Anyway, the pig was moist and tender and that gratinated gorgonzola was a real revelation.  Textbook cooking would suggest the potatoes needed a little more caramelisation, but they were well-cooked and very tasty, if lacking a pinch of salt. The aubergine was expertly chargrilled and not transformed into a pile of grey mush, as can often be the case. The syrupy, slight sweetness to balsamic vinegar suggests it was a quality one, and it just brought an acidic tinge that enhanced the dish.  My only quibble was that maybe a drizzle of olive oil was needed to tighten the dish up slightly. 

Sarah’s main was the old classic, lasagne al forno (£10.50). The sheets of pasta were perfectly executed to an ‘Al Dente’ texture and the béchamel was creamy. However, although she enjoyed the dish, Sarah would have liked a tad more of the ragu to cut through that white sauce. 
Al Dente serves up unpretentious, honest cooking at excellent prices.  The staff clearly put a great deal of pride into their work and that shines through in the food and the service.  It won’t be long before we visit again.

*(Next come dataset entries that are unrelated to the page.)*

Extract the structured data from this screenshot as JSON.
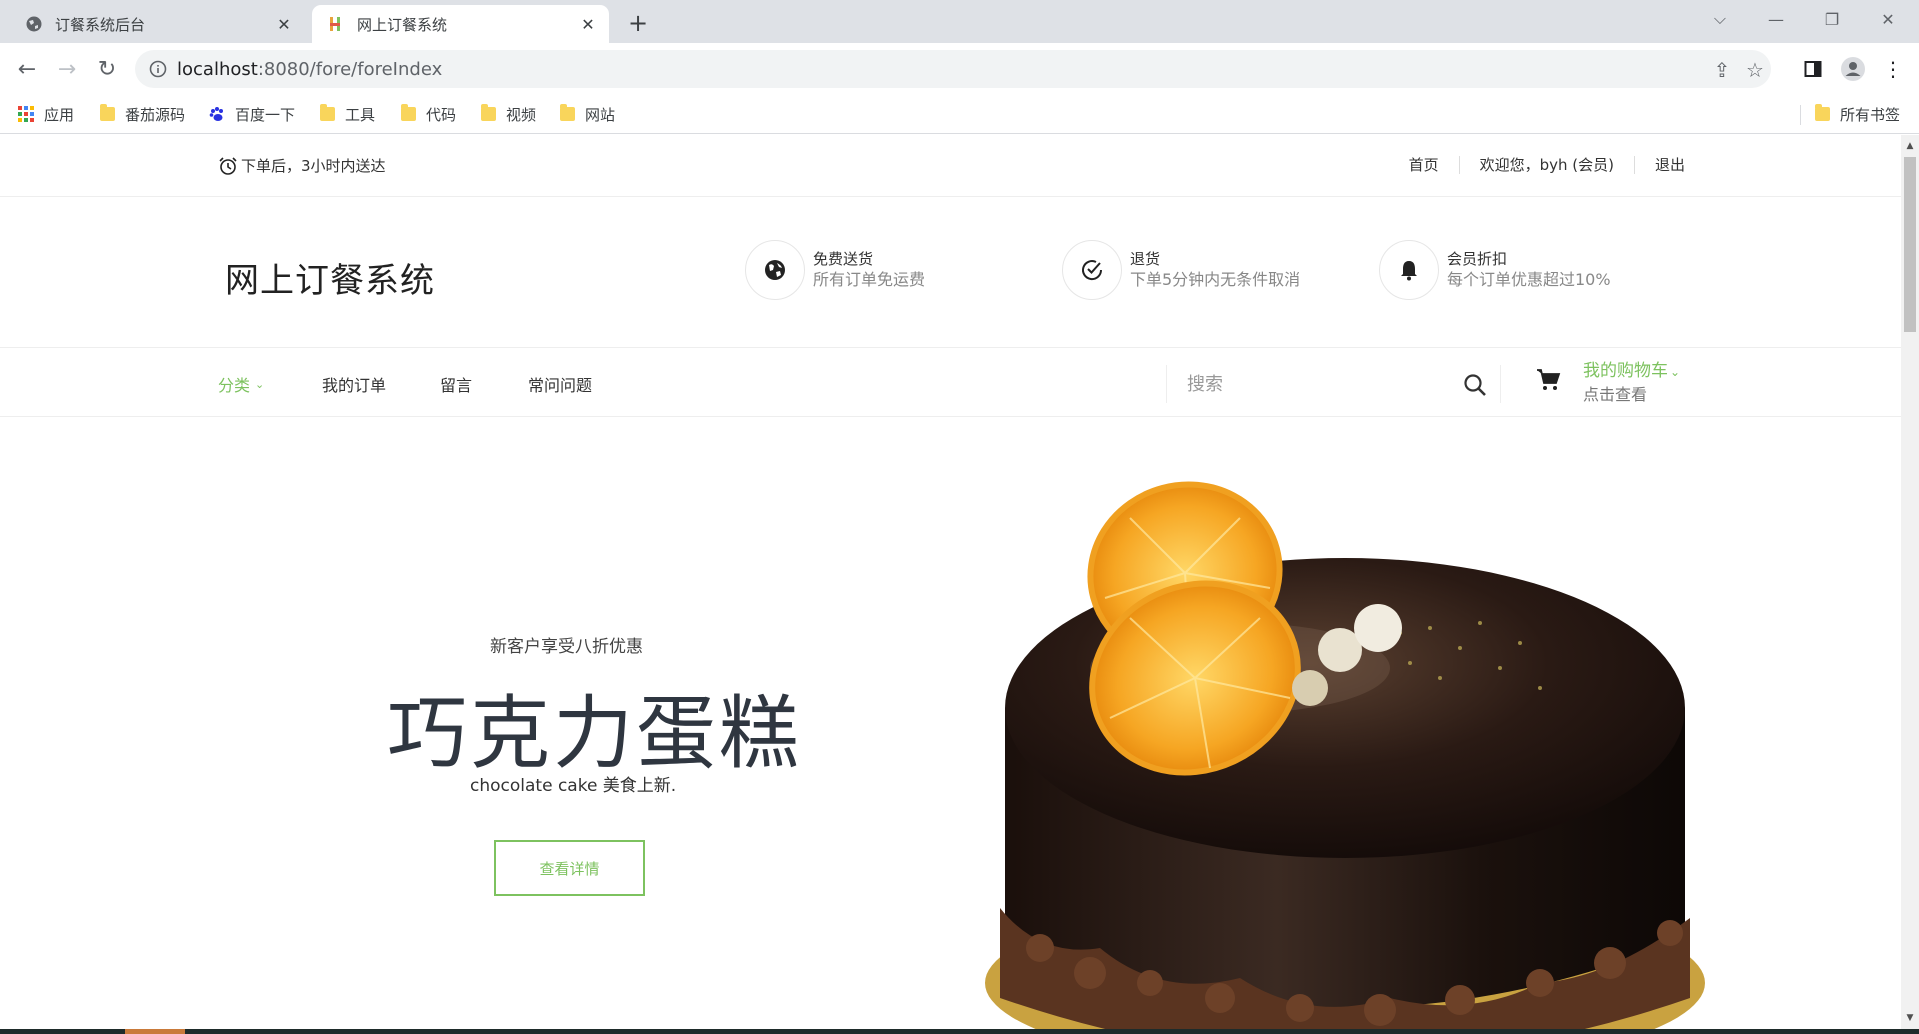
{
  "browser": {
    "tabs": [
      {
        "title": "订餐系统后台",
        "icon": "globe-icon",
        "active": false
      },
      {
        "title": "网上订餐系统",
        "icon": "site-favicon",
        "active": true
      }
    ],
    "url_host": "localhost",
    "url_rest": ":8080/fore/foreIndex",
    "bookmarks": [
      {
        "label": "应用",
        "icon": "apps-grid-icon"
      },
      {
        "label": "番茄源码",
        "icon": "folder-icon"
      },
      {
        "label": "百度一下",
        "icon": "baidu-paw-icon"
      },
      {
        "label": "工具",
        "icon": "folder-icon"
      },
      {
        "label": "代码",
        "icon": "folder-icon"
      },
      {
        "label": "视频",
        "icon": "folder-icon"
      },
      {
        "label": "网站",
        "icon": "folder-icon"
      }
    ],
    "all_bookmarks": "所有书签"
  },
  "topbar": {
    "delivery_promise": "下单后，3小时内送达",
    "links": [
      "首页",
      "欢迎您，byh (会员)",
      "退出"
    ]
  },
  "header": {
    "logo": "网上订餐系统",
    "features": [
      {
        "title": "免费送货",
        "desc": "所有订单免运费",
        "icon": "globe-icon"
      },
      {
        "title": "退货",
        "desc": "下单5分钟内无条件取消",
        "icon": "check-circle-icon"
      },
      {
        "title": "会员折扣",
        "desc": "每个订单优惠超过10%",
        "icon": "bell-icon"
      }
    ]
  },
  "nav": {
    "category": "分类",
    "items": [
      "我的订单",
      "留言",
      "常问问题"
    ],
    "search_placeholder": "搜索",
    "cart_title": "我的购物车",
    "cart_sub": "点击查看"
  },
  "hero": {
    "subtitle": "新客户享受八折优惠",
    "title": "巧克力蛋糕",
    "desc": "chocolate cake 美食上新.",
    "button": "查看详情"
  },
  "colors": {
    "accent": "#7dc25f",
    "chrome_bg": "#dee1e6"
  }
}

Bellissimo!

Web: http://www.al-dente-restaurant.co.uk/
Phone: (0131) 6521 932
Twitter: @ALDENTERest
Address: 139 Easter Road, Edinburgh, EH7 5QA

Open:  Mon: 17:30 - 22:00
             Tues to Sat: 12:00 - 14:00, 17:30 - 22:00

Al Dente offers an Early Bird menu (until 18:30, Mon-Fri) with two courses on offer for £10.50 or three for £13.50, with BYOB on Wednesdays.

Al Dente on Urbanspoon